In Environmental Risk Assessment, mathematical models are used to estimate exposure, effects and risk to biota. The vast majority of ERA conducted to date relied on a deterministic approach in which point estimates of exposure and effects were combined to produce a single estimate of risk. By making liberal use of conservative assumptions and uncertainty factors, the hope is that the resulting estimate of risk (usually termed the quotient) will have a very low probability of mistakenly stating that there is no effect when one is occurring. The consequences of this conservative approach are that limited resources are often used to manage chemicals that pose little or no threat to the environment.
Proposals submitted for consideration should follow the format of the application form'Application for a CEFIC-LRI Grant' and should address the following areas under individual sub-headings:
The title of the research.
The name of the principal investigator and laboratory or laboratories in which the research will be conducted.
Evidence of the principal investigator”˜s knowledge of, and contributions to, sensitivity and uncertainty analysis and probablistic risk assessment.

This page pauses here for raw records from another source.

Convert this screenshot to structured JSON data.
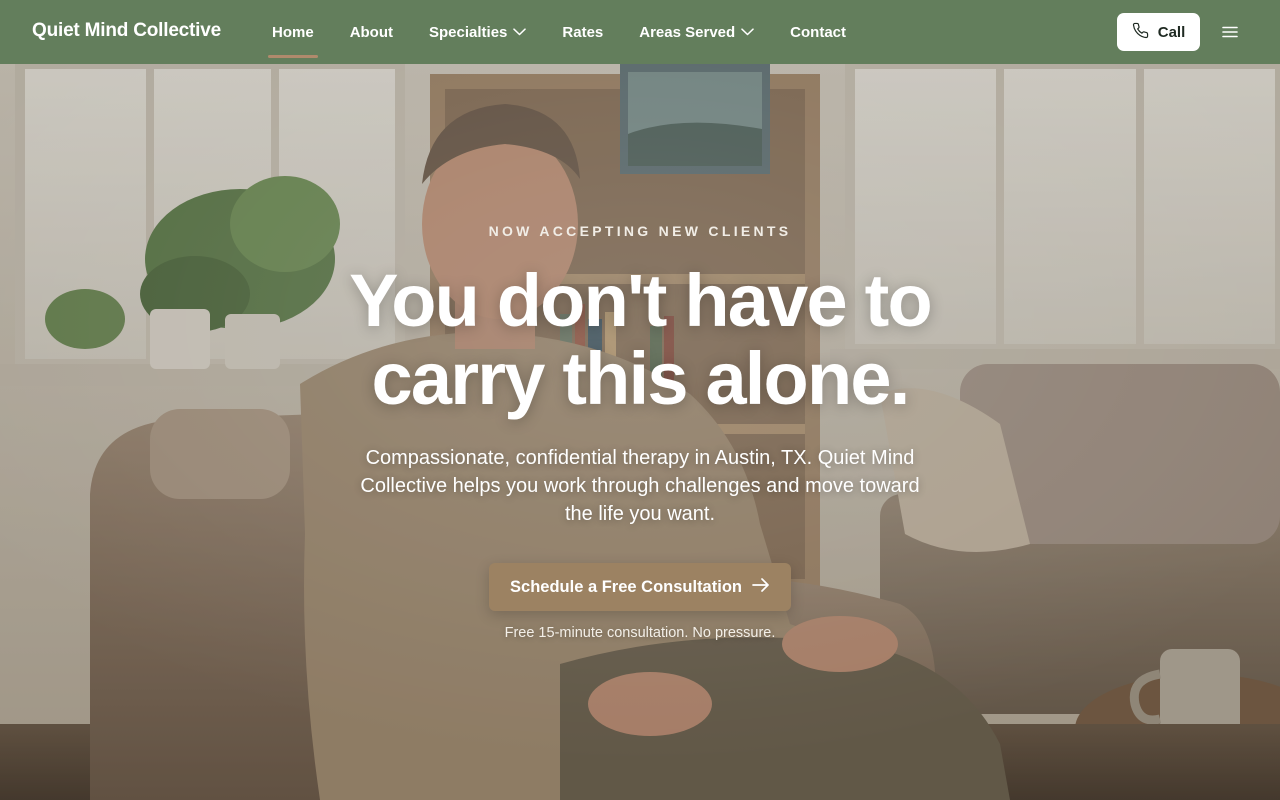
{
  "nav": {
    "brand": "Quiet Mind Collective",
    "links": [
      {
        "label": "Home",
        "active": true
      },
      {
        "label": "About"
      },
      {
        "label": "Specialties",
        "dropdown": true
      },
      {
        "label": "Rates"
      },
      {
        "label": "Areas Served",
        "dropdown": true
      },
      {
        "label": "Contact"
      }
    ],
    "call_label": "Call",
    "call_icon": "phone-icon",
    "menu_icon": "hamburger-menu-icon"
  },
  "hero": {
    "eyebrow": "NOW ACCEPTING NEW CLIENTS",
    "headline_line1": "You don't have to",
    "headline_line2": "carry this alone.",
    "description": "Compassionate, confidential therapy in Austin, TX. Quiet Mind Collective helps you work through challenges and move toward the life you want.",
    "cta_label": "Schedule a Free Consultation",
    "cta_icon": "arrow-right-icon",
    "note": "Free 15-minute consultation. No pressure."
  },
  "colors": {
    "nav_bg": "#637e5c",
    "active_underline": "#b08a6c",
    "cta_bg": "#9c8262"
  }
}
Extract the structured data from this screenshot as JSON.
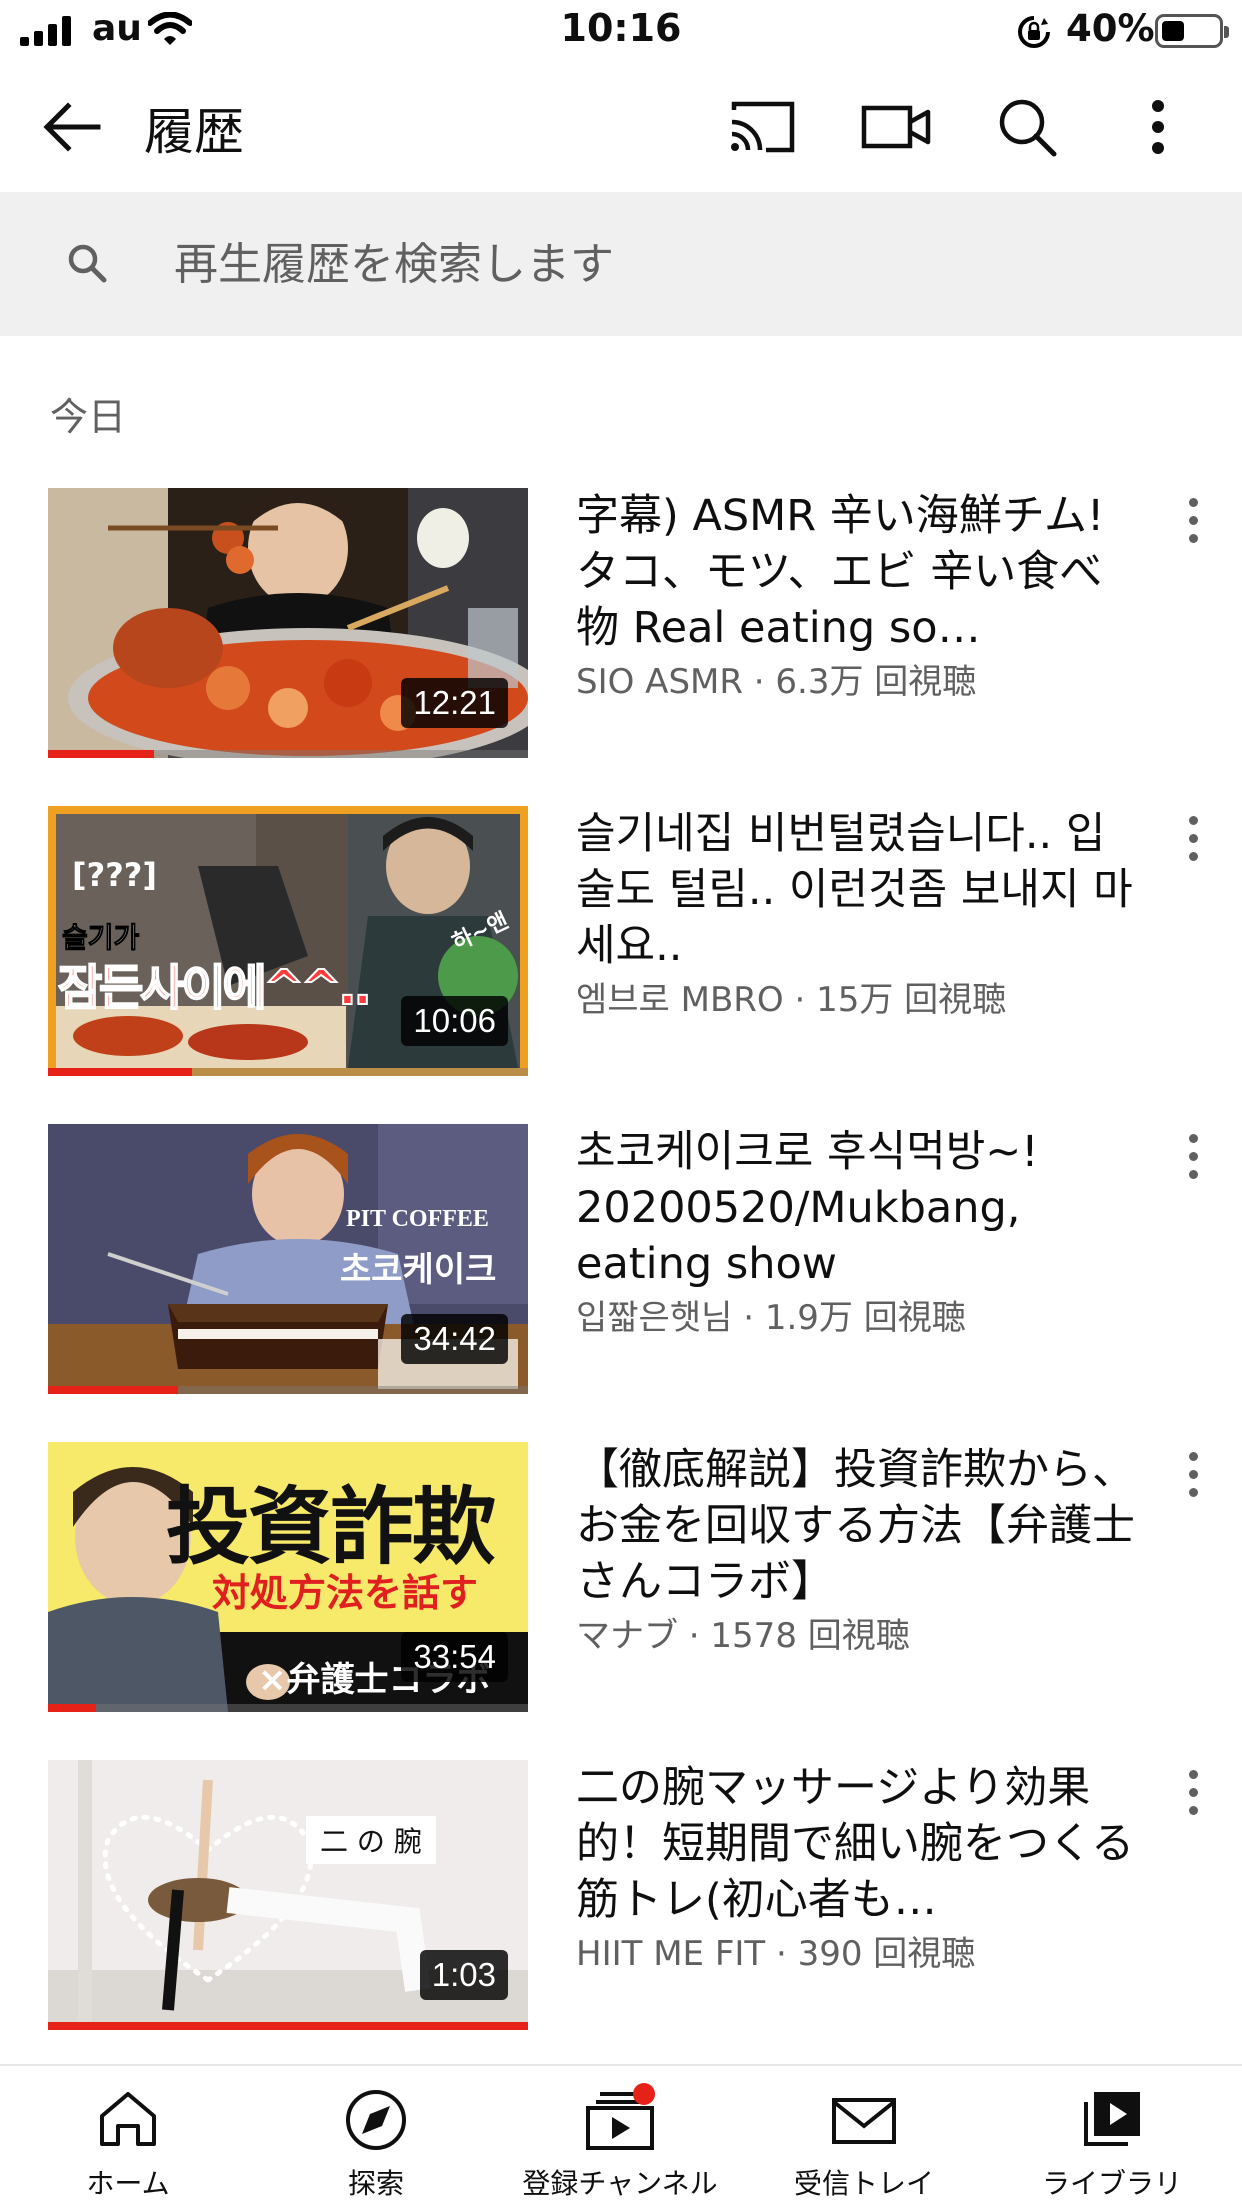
{
  "status_bar": {
    "carrier": "au",
    "time": "10:16",
    "battery": "40%"
  },
  "header": {
    "title": "履歴"
  },
  "search": {
    "placeholder": "再生履歴を検索します"
  },
  "section": {
    "label": "今日"
  },
  "videos": [
    {
      "title": "字幕) ASMR 辛い海鮮チム! タコ、モツ、エビ 辛い食べ物 Real eating so…",
      "channel_line": "SIO ASMR · 6.3万 回視聴",
      "duration": "12:21",
      "watched": 0.22
    },
    {
      "title": "슬기네집 비번털렸습니다.. 입술도 털림.. 이런것좀 보내지 마세요..",
      "channel_line": "엠브로 MBRO · 15万 回視聴",
      "duration": "10:06",
      "watched": 0.3,
      "thumb_text": [
        "[???]",
        "슬기가",
        "잠든사이에^^..",
        "하~앤"
      ]
    },
    {
      "title": "초코케이크로 후식먹방~! 20200520/Mukbang, eating show",
      "channel_line": "입짧은햇님 · 1.9万 回視聴",
      "duration": "34:42",
      "watched": 0.27,
      "thumb_text": [
        "PIT COFFEE",
        "초코케이크"
      ]
    },
    {
      "title": "【徹底解説】投資詐欺から、お金を回収する方法【弁護士さんコラボ】",
      "channel_line": "マナブ · 1578 回視聴",
      "duration": "33:54",
      "watched": 0.1,
      "thumb_text": [
        "投資詐欺",
        "対処方法を話す",
        "×弁護士コラボ"
      ]
    },
    {
      "title": "二の腕マッサージより効果的！短期間で細い腕をつくる筋トレ(初心者も…",
      "channel_line": "HIIT ME FIT · 390 回視聴",
      "duration": "1:03",
      "watched": 1.0,
      "thumb_text": [
        "二 の 腕"
      ]
    }
  ],
  "bottom_nav": [
    {
      "label": "ホーム",
      "icon": "home-icon"
    },
    {
      "label": "探索",
      "icon": "explore-icon"
    },
    {
      "label": "登録チャンネル",
      "icon": "subscriptions-icon"
    },
    {
      "label": "受信トレイ",
      "icon": "inbox-icon"
    },
    {
      "label": "ライブラリ",
      "icon": "library-icon"
    }
  ],
  "colors": {
    "accent": "#e62117",
    "search_bg": "#f0f0f0",
    "secondary_text": "#606060"
  }
}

A clear definition of the research objectives, including a detailed proposal for the proposed approach.
A detailed plan of the investigation, including a clearly defined milestone plan which identifies all critical decision points in the research programme.
A detailed breakdown of costs.

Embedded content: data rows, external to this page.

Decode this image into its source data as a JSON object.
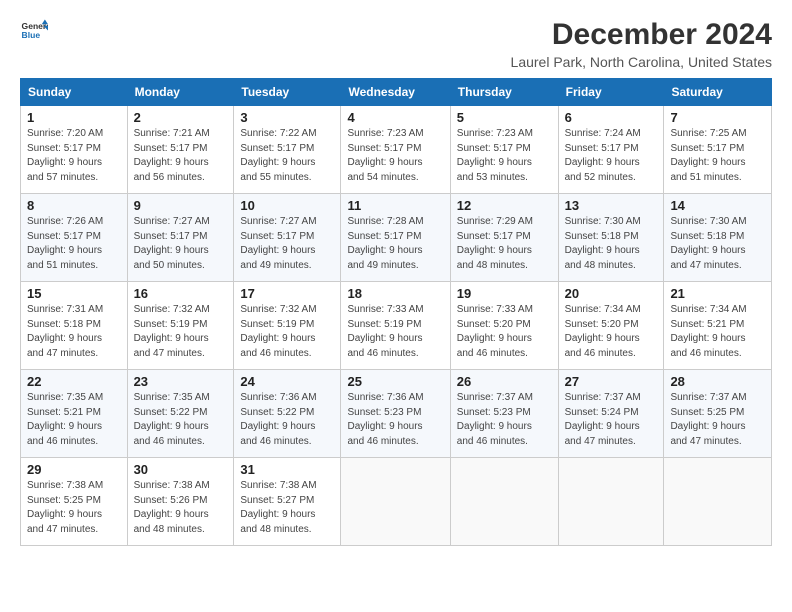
{
  "logo": {
    "line1": "General",
    "line2": "Blue"
  },
  "title": "December 2024",
  "subtitle": "Laurel Park, North Carolina, United States",
  "weekdays": [
    "Sunday",
    "Monday",
    "Tuesday",
    "Wednesday",
    "Thursday",
    "Friday",
    "Saturday"
  ],
  "weeks": [
    [
      {
        "day": "1",
        "info": "Sunrise: 7:20 AM\nSunset: 5:17 PM\nDaylight: 9 hours\nand 57 minutes."
      },
      {
        "day": "2",
        "info": "Sunrise: 7:21 AM\nSunset: 5:17 PM\nDaylight: 9 hours\nand 56 minutes."
      },
      {
        "day": "3",
        "info": "Sunrise: 7:22 AM\nSunset: 5:17 PM\nDaylight: 9 hours\nand 55 minutes."
      },
      {
        "day": "4",
        "info": "Sunrise: 7:23 AM\nSunset: 5:17 PM\nDaylight: 9 hours\nand 54 minutes."
      },
      {
        "day": "5",
        "info": "Sunrise: 7:23 AM\nSunset: 5:17 PM\nDaylight: 9 hours\nand 53 minutes."
      },
      {
        "day": "6",
        "info": "Sunrise: 7:24 AM\nSunset: 5:17 PM\nDaylight: 9 hours\nand 52 minutes."
      },
      {
        "day": "7",
        "info": "Sunrise: 7:25 AM\nSunset: 5:17 PM\nDaylight: 9 hours\nand 51 minutes."
      }
    ],
    [
      {
        "day": "8",
        "info": "Sunrise: 7:26 AM\nSunset: 5:17 PM\nDaylight: 9 hours\nand 51 minutes."
      },
      {
        "day": "9",
        "info": "Sunrise: 7:27 AM\nSunset: 5:17 PM\nDaylight: 9 hours\nand 50 minutes."
      },
      {
        "day": "10",
        "info": "Sunrise: 7:27 AM\nSunset: 5:17 PM\nDaylight: 9 hours\nand 49 minutes."
      },
      {
        "day": "11",
        "info": "Sunrise: 7:28 AM\nSunset: 5:17 PM\nDaylight: 9 hours\nand 49 minutes."
      },
      {
        "day": "12",
        "info": "Sunrise: 7:29 AM\nSunset: 5:17 PM\nDaylight: 9 hours\nand 48 minutes."
      },
      {
        "day": "13",
        "info": "Sunrise: 7:30 AM\nSunset: 5:18 PM\nDaylight: 9 hours\nand 48 minutes."
      },
      {
        "day": "14",
        "info": "Sunrise: 7:30 AM\nSunset: 5:18 PM\nDaylight: 9 hours\nand 47 minutes."
      }
    ],
    [
      {
        "day": "15",
        "info": "Sunrise: 7:31 AM\nSunset: 5:18 PM\nDaylight: 9 hours\nand 47 minutes."
      },
      {
        "day": "16",
        "info": "Sunrise: 7:32 AM\nSunset: 5:19 PM\nDaylight: 9 hours\nand 47 minutes."
      },
      {
        "day": "17",
        "info": "Sunrise: 7:32 AM\nSunset: 5:19 PM\nDaylight: 9 hours\nand 46 minutes."
      },
      {
        "day": "18",
        "info": "Sunrise: 7:33 AM\nSunset: 5:19 PM\nDaylight: 9 hours\nand 46 minutes."
      },
      {
        "day": "19",
        "info": "Sunrise: 7:33 AM\nSunset: 5:20 PM\nDaylight: 9 hours\nand 46 minutes."
      },
      {
        "day": "20",
        "info": "Sunrise: 7:34 AM\nSunset: 5:20 PM\nDaylight: 9 hours\nand 46 minutes."
      },
      {
        "day": "21",
        "info": "Sunrise: 7:34 AM\nSunset: 5:21 PM\nDaylight: 9 hours\nand 46 minutes."
      }
    ],
    [
      {
        "day": "22",
        "info": "Sunrise: 7:35 AM\nSunset: 5:21 PM\nDaylight: 9 hours\nand 46 minutes."
      },
      {
        "day": "23",
        "info": "Sunrise: 7:35 AM\nSunset: 5:22 PM\nDaylight: 9 hours\nand 46 minutes."
      },
      {
        "day": "24",
        "info": "Sunrise: 7:36 AM\nSunset: 5:22 PM\nDaylight: 9 hours\nand 46 minutes."
      },
      {
        "day": "25",
        "info": "Sunrise: 7:36 AM\nSunset: 5:23 PM\nDaylight: 9 hours\nand 46 minutes."
      },
      {
        "day": "26",
        "info": "Sunrise: 7:37 AM\nSunset: 5:23 PM\nDaylight: 9 hours\nand 46 minutes."
      },
      {
        "day": "27",
        "info": "Sunrise: 7:37 AM\nSunset: 5:24 PM\nDaylight: 9 hours\nand 47 minutes."
      },
      {
        "day": "28",
        "info": "Sunrise: 7:37 AM\nSunset: 5:25 PM\nDaylight: 9 hours\nand 47 minutes."
      }
    ],
    [
      {
        "day": "29",
        "info": "Sunrise: 7:38 AM\nSunset: 5:25 PM\nDaylight: 9 hours\nand 47 minutes."
      },
      {
        "day": "30",
        "info": "Sunrise: 7:38 AM\nSunset: 5:26 PM\nDaylight: 9 hours\nand 48 minutes."
      },
      {
        "day": "31",
        "info": "Sunrise: 7:38 AM\nSunset: 5:27 PM\nDaylight: 9 hours\nand 48 minutes."
      },
      null,
      null,
      null,
      null
    ]
  ]
}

The successful applicant(s) will be required to submit a progress report every 6 months during the course of the programme. At the end of the project a detailed review of the project and the achievements made will be provided by the principal investigator. The successful applicant or applicants will also be required to prepare for publication a manuscript describing the work undertaken and the results achieved.

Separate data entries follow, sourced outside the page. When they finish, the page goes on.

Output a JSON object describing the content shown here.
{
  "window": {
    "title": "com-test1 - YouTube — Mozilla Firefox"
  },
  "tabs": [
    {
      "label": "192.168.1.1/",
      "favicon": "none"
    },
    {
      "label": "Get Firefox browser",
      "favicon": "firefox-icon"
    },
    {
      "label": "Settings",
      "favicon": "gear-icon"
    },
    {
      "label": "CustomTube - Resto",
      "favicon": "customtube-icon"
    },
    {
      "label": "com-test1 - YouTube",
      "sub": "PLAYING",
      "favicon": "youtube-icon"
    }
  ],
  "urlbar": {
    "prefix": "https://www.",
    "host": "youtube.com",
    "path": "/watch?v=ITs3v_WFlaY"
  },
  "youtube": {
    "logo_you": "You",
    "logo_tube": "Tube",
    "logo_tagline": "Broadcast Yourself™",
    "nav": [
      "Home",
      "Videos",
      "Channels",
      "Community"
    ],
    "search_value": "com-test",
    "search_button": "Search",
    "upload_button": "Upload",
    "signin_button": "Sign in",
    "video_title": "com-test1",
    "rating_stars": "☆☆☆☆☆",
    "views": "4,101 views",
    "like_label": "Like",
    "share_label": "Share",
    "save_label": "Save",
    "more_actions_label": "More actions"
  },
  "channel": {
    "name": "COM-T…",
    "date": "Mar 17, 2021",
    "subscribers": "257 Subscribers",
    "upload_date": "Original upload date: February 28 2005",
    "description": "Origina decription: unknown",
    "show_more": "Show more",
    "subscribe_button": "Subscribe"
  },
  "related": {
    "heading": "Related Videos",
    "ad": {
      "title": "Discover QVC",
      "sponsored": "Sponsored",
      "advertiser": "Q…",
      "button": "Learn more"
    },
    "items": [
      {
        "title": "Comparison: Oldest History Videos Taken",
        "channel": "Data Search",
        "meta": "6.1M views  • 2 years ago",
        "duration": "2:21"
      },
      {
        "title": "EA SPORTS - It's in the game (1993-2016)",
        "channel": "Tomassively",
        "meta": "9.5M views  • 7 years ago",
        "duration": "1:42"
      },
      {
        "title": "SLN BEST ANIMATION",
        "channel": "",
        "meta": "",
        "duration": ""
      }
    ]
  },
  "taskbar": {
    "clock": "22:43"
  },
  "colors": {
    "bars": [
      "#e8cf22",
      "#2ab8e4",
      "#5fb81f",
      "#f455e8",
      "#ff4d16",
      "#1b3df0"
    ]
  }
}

The uncertainties inherent in assessments that estimate the effects of chemical stressors on biota are numerous. Their existence has long been recognised by ERA practitioners, however, to date few assessments have attempted to explicitly quantify the uncertainties and determine their consequences for effective environmental decision making. This is in spite of the recognised value of uncertainty analysis methods for improving environmental decision making and the existence of many methods for propagating uncertainties (e.g., Monte Carlo methods, Bayesian techniques). Uncertainty analysis methods have a long history of use in other fields such as safety assessments of nuclear reactors, design and manufacture of appliances and household products, and various engineering applications. The chemical industry recognises that part of the reason why few ERA have been probabilistic to date is due to the lack of appropriate guidance for selecting and using methods to propagate uncertainties, and the lack of statistical expertise amongst ERA practitioners.
Specific tasks to be addressed in the research include:
Reviewing existing software for uncertainty analysis methods and evaluate their'fitness' for use, identify methodological gaps, availability and ease of use and make recommendations on software development that needs to take place to ensure that practitioners have the necessary and valid tools for carrying out probabilistic risk assessments.
Development of toolbox that will fill the methodological gaps, and implementation of methodology into an easy-to-use software package.
Reviewing existing sources of information useful in developing distributions for input variables generically used in ERA of chemicals.
Conduct of case studies that illustrate and compare the various methods for quantifying uncertainty for scenarios of relevance to CMA / CEFIC.
Development of a guidance manual for ERA practitioners on how to quantify uncertainty in ERA and use the knowledge gained from such analyses to ensure effective decision making.
Training risk assessors and managers in the CMA, CEFIC and in the appropriate regulatory agencies on the use of uncertainty analysis methods in ERA.